[Records from a data source]
****

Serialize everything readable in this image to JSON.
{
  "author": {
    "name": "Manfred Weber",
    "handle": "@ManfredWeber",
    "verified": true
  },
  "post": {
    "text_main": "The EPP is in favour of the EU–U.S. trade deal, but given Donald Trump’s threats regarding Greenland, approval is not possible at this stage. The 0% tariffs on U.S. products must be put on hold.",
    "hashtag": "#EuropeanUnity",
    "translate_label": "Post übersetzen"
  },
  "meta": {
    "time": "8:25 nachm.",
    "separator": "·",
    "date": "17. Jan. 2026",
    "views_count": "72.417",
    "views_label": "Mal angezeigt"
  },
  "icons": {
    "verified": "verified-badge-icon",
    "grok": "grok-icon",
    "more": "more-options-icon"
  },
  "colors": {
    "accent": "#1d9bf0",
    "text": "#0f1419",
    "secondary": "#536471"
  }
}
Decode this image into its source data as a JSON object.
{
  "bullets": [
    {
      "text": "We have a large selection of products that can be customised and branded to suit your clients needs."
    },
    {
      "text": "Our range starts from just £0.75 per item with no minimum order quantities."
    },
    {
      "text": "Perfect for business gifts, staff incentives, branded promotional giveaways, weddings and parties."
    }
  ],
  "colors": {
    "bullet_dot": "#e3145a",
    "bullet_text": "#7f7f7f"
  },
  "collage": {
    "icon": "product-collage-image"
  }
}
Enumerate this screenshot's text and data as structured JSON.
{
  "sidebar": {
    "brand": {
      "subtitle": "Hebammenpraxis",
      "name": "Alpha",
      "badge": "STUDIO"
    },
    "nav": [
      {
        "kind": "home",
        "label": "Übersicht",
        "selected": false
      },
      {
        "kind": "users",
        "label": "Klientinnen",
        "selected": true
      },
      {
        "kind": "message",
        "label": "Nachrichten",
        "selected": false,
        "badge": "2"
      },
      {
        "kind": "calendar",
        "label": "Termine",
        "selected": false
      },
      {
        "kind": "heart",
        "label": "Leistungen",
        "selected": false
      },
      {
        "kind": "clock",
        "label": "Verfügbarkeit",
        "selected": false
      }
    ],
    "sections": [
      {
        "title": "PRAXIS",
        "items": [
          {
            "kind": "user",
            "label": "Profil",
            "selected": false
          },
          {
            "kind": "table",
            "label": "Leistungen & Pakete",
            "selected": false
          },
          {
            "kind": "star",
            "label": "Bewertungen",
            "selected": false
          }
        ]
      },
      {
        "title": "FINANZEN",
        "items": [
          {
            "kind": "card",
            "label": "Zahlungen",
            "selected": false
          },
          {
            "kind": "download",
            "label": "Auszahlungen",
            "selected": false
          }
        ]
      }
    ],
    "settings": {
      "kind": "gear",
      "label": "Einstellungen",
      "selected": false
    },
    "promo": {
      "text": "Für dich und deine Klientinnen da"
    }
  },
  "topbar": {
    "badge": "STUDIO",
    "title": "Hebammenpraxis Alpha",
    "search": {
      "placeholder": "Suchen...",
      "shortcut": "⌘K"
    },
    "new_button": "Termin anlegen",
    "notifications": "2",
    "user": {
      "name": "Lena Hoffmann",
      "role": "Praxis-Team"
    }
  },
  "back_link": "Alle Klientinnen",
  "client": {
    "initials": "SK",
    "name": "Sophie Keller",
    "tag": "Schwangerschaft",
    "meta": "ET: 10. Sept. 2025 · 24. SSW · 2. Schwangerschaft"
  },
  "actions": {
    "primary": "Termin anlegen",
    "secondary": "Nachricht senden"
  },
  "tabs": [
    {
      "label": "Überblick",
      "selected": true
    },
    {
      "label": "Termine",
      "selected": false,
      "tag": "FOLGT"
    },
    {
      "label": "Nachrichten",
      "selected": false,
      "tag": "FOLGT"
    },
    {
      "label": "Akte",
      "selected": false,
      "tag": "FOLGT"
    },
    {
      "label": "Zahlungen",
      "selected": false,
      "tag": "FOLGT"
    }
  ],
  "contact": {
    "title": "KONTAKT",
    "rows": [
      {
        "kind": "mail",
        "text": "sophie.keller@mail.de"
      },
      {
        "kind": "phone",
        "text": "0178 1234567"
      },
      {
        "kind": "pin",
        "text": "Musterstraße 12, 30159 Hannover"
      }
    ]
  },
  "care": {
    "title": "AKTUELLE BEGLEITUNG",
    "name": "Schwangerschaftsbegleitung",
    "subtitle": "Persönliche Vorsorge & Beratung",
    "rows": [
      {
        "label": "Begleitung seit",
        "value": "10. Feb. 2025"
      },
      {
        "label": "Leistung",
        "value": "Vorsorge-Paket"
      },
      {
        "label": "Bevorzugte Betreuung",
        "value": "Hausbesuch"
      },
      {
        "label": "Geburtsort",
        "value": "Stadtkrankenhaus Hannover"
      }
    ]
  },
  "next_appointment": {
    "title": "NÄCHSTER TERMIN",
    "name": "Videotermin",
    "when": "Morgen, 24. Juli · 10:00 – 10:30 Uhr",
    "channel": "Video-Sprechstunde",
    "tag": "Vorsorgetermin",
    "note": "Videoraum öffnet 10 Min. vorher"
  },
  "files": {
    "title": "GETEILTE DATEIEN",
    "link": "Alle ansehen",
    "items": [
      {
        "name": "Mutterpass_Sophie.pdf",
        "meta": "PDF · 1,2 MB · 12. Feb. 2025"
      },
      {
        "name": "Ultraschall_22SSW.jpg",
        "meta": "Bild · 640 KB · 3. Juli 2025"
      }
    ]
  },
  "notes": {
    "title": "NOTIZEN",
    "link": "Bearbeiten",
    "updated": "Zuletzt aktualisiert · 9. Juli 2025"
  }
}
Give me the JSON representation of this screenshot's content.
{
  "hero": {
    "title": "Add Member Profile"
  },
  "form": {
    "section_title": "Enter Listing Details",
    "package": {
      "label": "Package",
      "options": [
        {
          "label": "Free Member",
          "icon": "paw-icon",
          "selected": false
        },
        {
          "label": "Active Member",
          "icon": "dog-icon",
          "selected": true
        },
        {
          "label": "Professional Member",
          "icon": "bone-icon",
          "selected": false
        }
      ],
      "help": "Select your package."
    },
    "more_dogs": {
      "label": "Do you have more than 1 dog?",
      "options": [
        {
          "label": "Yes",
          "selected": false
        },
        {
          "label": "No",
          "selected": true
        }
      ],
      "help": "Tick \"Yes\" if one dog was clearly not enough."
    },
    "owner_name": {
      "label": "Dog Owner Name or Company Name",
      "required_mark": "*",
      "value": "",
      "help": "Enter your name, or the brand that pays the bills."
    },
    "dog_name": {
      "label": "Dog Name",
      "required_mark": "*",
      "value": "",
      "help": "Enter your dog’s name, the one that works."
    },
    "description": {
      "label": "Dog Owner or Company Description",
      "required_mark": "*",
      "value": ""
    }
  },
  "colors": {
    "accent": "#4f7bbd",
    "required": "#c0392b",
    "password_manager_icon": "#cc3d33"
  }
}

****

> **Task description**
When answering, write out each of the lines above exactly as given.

> **Answer for the task**
Serialize everything readable in this image to JSON.
{
  "author": {
    "name": "Manfred Weber",
    "handle": "@ManfredWeber",
    "verified": true
  },
  "post": {
    "text_main": "The EPP is in favour of the EU–U.S. trade deal, but given Donald Trump’s threats regarding Greenland, approval is not possible at this stage. The 0% tariffs on U.S. products must be put on hold.",
    "hashtag": "#EuropeanUnity",
    "translate_label": "Post übersetzen"
  },
  "meta": {
    "time": "8:25 nachm.",
    "separator": "·",
    "date": "17. Jan. 2026",
    "views_count": "72.417",
    "views_label": "Mal angezeigt"
  },
  "icons": {
    "verified": "verified-badge-icon",
    "grok": "grok-icon",
    "more": "more-options-icon"
  },
  "colors": {
    "accent": "#1d9bf0",
    "text": "#0f1419",
    "secondary": "#536471"
  }
}
Decode this image into its source data as a JSON object.
{
  "bullets": [
    {
      "text": "We have a large selection of products that can be customised and branded to suit your clients needs."
    },
    {
      "text": "Our range starts from just £0.75 per item with no minimum order quantities."
    },
    {
      "text": "Perfect for business gifts, staff incentives, branded promotional giveaways, weddings and parties."
    }
  ],
  "colors": {
    "bullet_dot": "#e3145a",
    "bullet_text": "#7f7f7f"
  },
  "collage": {
    "icon": "product-collage-image"
  }
}
Enumerate this screenshot's text and data as structured JSON.
{
  "sidebar": {
    "brand": {
      "subtitle": "Hebammenpraxis",
      "name": "Alpha",
      "badge": "STUDIO"
    },
    "nav": [
      {
        "kind": "home",
        "label": "Übersicht",
        "selected": false
      },
      {
        "kind": "users",
        "label": "Klientinnen",
        "selected": true
      },
      {
        "kind": "message",
        "label": "Nachrichten",
        "selected": false,
        "badge": "2"
      },
      {
        "kind": "calendar",
        "label": "Termine",
        "selected": false
      },
      {
        "kind": "heart",
        "label": "Leistungen",
        "selected": false
      },
      {
        "kind": "clock",
        "label": "Verfügbarkeit",
        "selected": false
      }
    ],
    "sections": [
      {
        "title": "PRAXIS",
        "items": [
          {
            "kind": "user",
            "label": "Profil",
            "selected": false
          },
          {
            "kind": "table",
            "label": "Leistungen & Pakete",
            "selected": false
          },
          {
            "kind": "star",
            "label": "Bewertungen",
            "selected": false
          }
        ]
      },
      {
        "title": "FINANZEN",
        "items": [
          {
            "kind": "card",
            "label": "Zahlungen",
            "selected": false
          },
          {
            "kind": "download",
            "label": "Auszahlungen",
            "selected": false
          }
        ]
      }
    ],
    "settings": {
      "kind": "gear",
      "label": "Einstellungen",
      "selected": false
    },
    "promo": {
      "text": "Für dich und deine Klientinnen da"
    }
  },
  "topbar": {
    "badge": "STUDIO",
    "title": "Hebammenpraxis Alpha",
    "search": {
      "placeholder": "Suchen...",
      "shortcut": "⌘K"
    },
    "new_button": "Termin anlegen",
    "notifications": "2",
    "user": {
      "name": "Lena Hoffmann",
      "role": "Praxis-Team"
    }
  },
  "back_link": "Alle Klientinnen",
  "client": {
    "initials": "SK",
    "name": "Sophie Keller",
    "tag": "Schwangerschaft",
    "meta": "ET: 10. Sept. 2025 · 24. SSW · 2. Schwangerschaft"
  },
  "actions": {
    "primary": "Termin anlegen",
    "secondary": "Nachricht senden"
  },
  "tabs": [
    {
      "label": "Überblick",
      "selected": true
    },
    {
      "label": "Termine",
      "selected": false,
      "tag": "FOLGT"
    },
    {
      "label": "Nachrichten",
      "selected": false,
      "tag": "FOLGT"
    },
    {
      "label": "Akte",
      "selected": false,
      "tag": "FOLGT"
    },
    {
      "label": "Zahlungen",
      "selected": false,
      "tag": "FOLGT"
    }
  ],
  "contact": {
    "title": "KONTAKT",
    "rows": [
      {
        "kind": "mail",
        "text": "sophie.keller@mail.de"
      },
      {
        "kind": "phone",
        "text": "0178 1234567"
      },
      {
        "kind": "pin",
        "text": "Musterstraße 12, 30159 Hannover"
      }
    ]
  },
  "care": {
    "title": "AKTUELLE BEGLEITUNG",
    "name": "Schwangerschaftsbegleitung",
    "subtitle": "Persönliche Vorsorge & Beratung",
    "rows": [
      {
        "label": "Begleitung seit",
        "value": "10. Feb. 2025"
      },
      {
        "label": "Leistung",
        "value": "Vorsorge-Paket"
      },
      {
        "label": "Bevorzugte Betreuung",
        "value": "Hausbesuch"
      },
      {
        "label": "Geburtsort",
        "value": "Stadtkrankenhaus Hannover"
      }
    ]
  },
  "next_appointment": {
    "title": "NÄCHSTER TERMIN",
    "name": "Videotermin",
    "when": "Morgen, 24. Juli · 10:00 – 10:30 Uhr",
    "channel": "Video-Sprechstunde",
    "tag": "Vorsorgetermin",
    "note": "Videoraum öffnet 10 Min. vorher"
  },
  "files": {
    "title": "GETEILTE DATEIEN",
    "link": "Alle ansehen",
    "items": [
      {
        "name": "Mutterpass_Sophie.pdf",
        "meta": "PDF · 1,2 MB · 12. Feb. 2025"
      },
      {
        "name": "Ultraschall_22SSW.jpg",
        "meta": "Bild · 640 KB · 3. Juli 2025"
      }
    ]
  },
  "notes": {
    "title": "NOTIZEN",
    "link": "Bearbeiten",
    "updated": "Zuletzt aktualisiert · 9. Juli 2025"
  }
}
Give me the JSON representation of this screenshot's content.
{
  "hero": {
    "title": "Add Member Profile"
  },
  "form": {
    "section_title": "Enter Listing Details",
    "package": {
      "label": "Package",
      "options": [
        {
          "label": "Free Member",
          "icon": "paw-icon",
          "selected": false
        },
        {
          "label": "Active Member",
          "icon": "dog-icon",
          "selected": true
        },
        {
          "label": "Professional Member",
          "icon": "bone-icon",
          "selected": false
        }
      ],
      "help": "Select your package."
    },
    "more_dogs": {
      "label": "Do you have more than 1 dog?",
      "options": [
        {
          "label": "Yes",
          "selected": false
        },
        {
          "label": "No",
          "selected": true
        }
      ],
      "help": "Tick \"Yes\" if one dog was clearly not enough."
    },
    "owner_name": {
      "label": "Dog Owner Name or Company Name",
      "required_mark": "*",
      "value": "",
      "help": "Enter your name, or the brand that pays the bills."
    },
    "dog_name": {
      "label": "Dog Name",
      "required_mark": "*",
      "value": "",
      "help": "Enter your dog’s name, the one that works."
    },
    "description": {
      "label": "Dog Owner or Company Description",
      "required_mark": "*",
      "value": ""
    }
  },
  "colors": {
    "accent": "#4f7bbd",
    "required": "#c0392b",
    "password_manager_icon": "#cc3d33"
  }
}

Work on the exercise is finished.